Think in English with Adah

A TEFL blog: You have to train yourself to think in English

Adah’s 5-step Approach for Dealing with Difficult Bosses

We can choose to join the company that we like, but we can’t choose the people that we work for. Some bosses talk a lot but don’t do much. Others always criticize the work that you did and never take credit for your ideas. Some are controlling and rude. Others are indifferent and unsupportive when you are sick. Difficult people do exist in every workplace. Difficult bosses make the workplace a toxic pool for you to swim through. 

Would you just surrender to their constant backstabbing and waste meaningless time in watching your back while you should be fully engaged in your project? Or would you just ignore your difficult boss at all? I would say NO to both questions. Remember that you are hired to WORK as a professional, but not to suffer a bad boss. If the negativity of the difficult boss begins to make a big impact on your productivity, it must be addressed, not just as an interpersonal problem but as an issue affecting your project progress.
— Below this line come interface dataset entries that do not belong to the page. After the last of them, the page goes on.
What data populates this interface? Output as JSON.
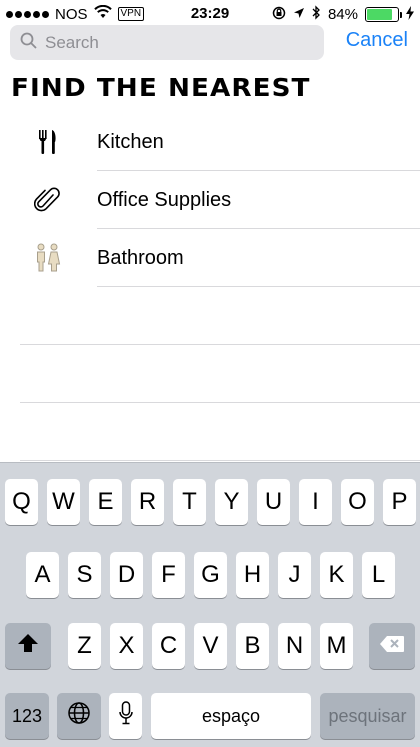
{
  "status_bar": {
    "carrier": "NOS",
    "vpn": "VPN",
    "time": "23:29",
    "battery": "84%",
    "battery_level": 0.84,
    "battery_color": "#4cd964"
  },
  "search": {
    "placeholder": "Search",
    "value": "",
    "cancel_label": "Cancel",
    "accent_color": "#1a82f7"
  },
  "heading": "FIND THE NEAREST",
  "list": {
    "items": [
      {
        "label": "Kitchen",
        "icon": "fork-knife-icon"
      },
      {
        "label": "Office Supplies",
        "icon": "paperclip-icon"
      },
      {
        "label": "Bathroom",
        "icon": "restroom-icon"
      }
    ]
  },
  "keyboard": {
    "row1": [
      "Q",
      "W",
      "E",
      "R",
      "T",
      "Y",
      "U",
      "I",
      "O",
      "P"
    ],
    "row2": [
      "A",
      "S",
      "D",
      "F",
      "G",
      "H",
      "J",
      "K",
      "L"
    ],
    "row3": [
      "Z",
      "X",
      "C",
      "V",
      "B",
      "N",
      "M"
    ],
    "numbers_label": "123",
    "space_label": "espaço",
    "return_label": "pesquisar",
    "shift_icon": "shift-icon",
    "delete_icon": "delete-icon",
    "globe_icon": "globe-icon",
    "mic_icon": "microphone-icon"
  }
}
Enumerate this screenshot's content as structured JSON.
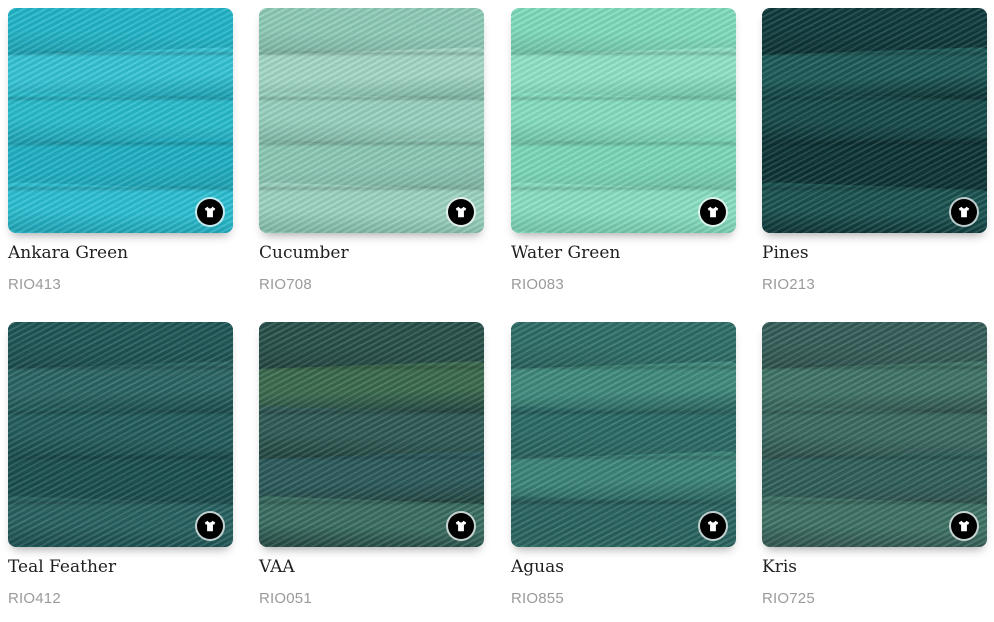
{
  "products": [
    {
      "name": "Ankara Green",
      "code": "RIO413",
      "colors": [
        "#22b6c9",
        "#35c4d6",
        "#29bccd",
        "#1eb0c4",
        "#2cbfd2"
      ],
      "icon": "tshirt-icon"
    },
    {
      "name": "Cucumber",
      "code": "RIO708",
      "colors": [
        "#8fcbb8",
        "#a3d8c6",
        "#98d1bf",
        "#8cc8b5",
        "#9cd3c1"
      ],
      "icon": "tshirt-icon"
    },
    {
      "name": "Water Green",
      "code": "RIO083",
      "colors": [
        "#7fdcbc",
        "#8fe3c6",
        "#86dfc1",
        "#7ad8b8",
        "#89e0c2"
      ],
      "icon": "tshirt-icon"
    },
    {
      "name": "Pines",
      "code": "RIO213",
      "colors": [
        "#0f3a3c",
        "#1c5a58",
        "#164a4a",
        "#0d3436",
        "#1a5250"
      ],
      "icon": "tshirt-icon"
    },
    {
      "name": "Teal Feather",
      "code": "RIO412",
      "colors": [
        "#1f5656",
        "#2a6564",
        "#235c5c",
        "#1b4f50",
        "#276160"
      ],
      "icon": "tshirt-icon"
    },
    {
      "name": "VAA",
      "code": "RIO051",
      "colors": [
        "#28504a",
        "#3a6a4e",
        "#2f5a55",
        "#2b5a5c",
        "#3a6e62"
      ],
      "icon": "tshirt-icon"
    },
    {
      "name": "Aguas",
      "code": "RIO855",
      "colors": [
        "#2e6e68",
        "#3f8a7c",
        "#2a6a66",
        "#3b8478",
        "#296360"
      ],
      "icon": "tshirt-icon"
    },
    {
      "name": "Kris",
      "code": "RIO725",
      "colors": [
        "#355d58",
        "#3f7466",
        "#3a6a62",
        "#2f5f5a",
        "#3e7265"
      ],
      "icon": "tshirt-icon"
    }
  ]
}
For those who are ready to address a difficult boss, here is my 5-step framework for dealing with a difficult boss.

1. Invite your boss to a private discussion.  When you approach your boss, make sure that you point it out that the discussion really matters to you. Try to arrange a short discussion instead of a long one because it is very unlikely to commit the person to a 1-hour discussion.

For example:

“Hi, Mark. I would like to have a discussion with you about something I have been thinking for a long time. This is really important to me. Do you have 15 minutes today?”

2. Talk about the impact of their behavior on you and stick to “I” statements. They may never be aware of the impact that their actions or words have on you so it is really important for you to let them know it. When you talk about the impact, focus on your experience and emotions instead of pointing your finger at them and criticizing them.

“I felt quite disappointed when you blamed me for the mistake in my last report during our team’s weekly meeting. The reason for me to feel that way is because I didn’t mean to make the mistake. I felt really bad after the meeting and this has begun to affect my work productivity.”

3. Now hear what they have to say about their impact on you and acknowledge their understanding. They may be shocked to know the spell that they cast over you. This could be the first time for someone to point out the negative influence they have on their coworkers. Your feedback should trigger them to reflect on their behavior. Give them some time to think. Since most people are not evil-natured, they may show some sympathy to your experience. They may be more willing to know what you will say next. But be sure to stay positive, supportive and pleasant throughout the conversation. Don’t turn this into an outlet for personal criticism; instead, make it an opportunity to improve work productivity and to reinforce professionalism for the both of you. After the boss reacts to your comments, you may say:

“I am glad that you understand how I felt. I feel much better now after you listened.”

4. Try to reach agreement about further actions. The purpose of any meaningful discussions is to reach agreement about real actions. You the problem-solver should make positive suggestions about how to prevent similar problems from occurring in the future. Make sure that you don’t cause your boss to lose face by using questions instead of statements in your suggestions.

“I should be more careful while writing the weekly reports. I am thinking of making one change to our work procedure. What do you think if I send the weekly report to you for editing before I send it out to the other team members? This can prevent mistakes in the future and I can also learn from you about how to write a great report. Do you think this is a good idea?”

5.  Decide whether you need to follow up on the discussion. If your suggestions work out well and their behavior has gotten better, you will find that both of you are in a win-win situation. However, if the situation hasn’t changed or even gotten worse, you may determine whether a follow-up discussion is necessary. Or you may need to involve others, such as your boss’ supervisor or another colleague who may have the same issue with your boss, in a 3-way or 4-way discussion. To protect yourself, be sure to ask them to keep the information source anonymous when they discuss it with your boss.

You have the right to build professional work relationships and to reinforce a fair competition environment for yourself.  Dealing with difficult people can be challenging but take this as one of the obstacles that you have to overcome on your way to becoming a mature professional. You will win if you try.

For those desperate employees who have to deal with a lot of requests or favors asked by their boss, you may read my previous entry:  How to deal with requests from your boss or client?

Vocabulary bank:

1. to take credit (for something) (phrase) to praise for something you have done or achieved

2. toxic (adj) poisonous and harmful to people, animals, or the environment

3. to surrender (v) to say officially that you have been defeated and will stop fighting

4. to backstab (v) to say or do unpleasant things in order to harm someone’s reputation

5. negativity (n) the attitude of someone who always sees the bad aspects of a situation

6. to cast a spell over someone/ something (idiom) to have a magic influence over someone/ something

7. evil-natured (adj) bad in nature

8. to reinforce (v) to make a situation, process, or type of behavior stronger and more likely to continue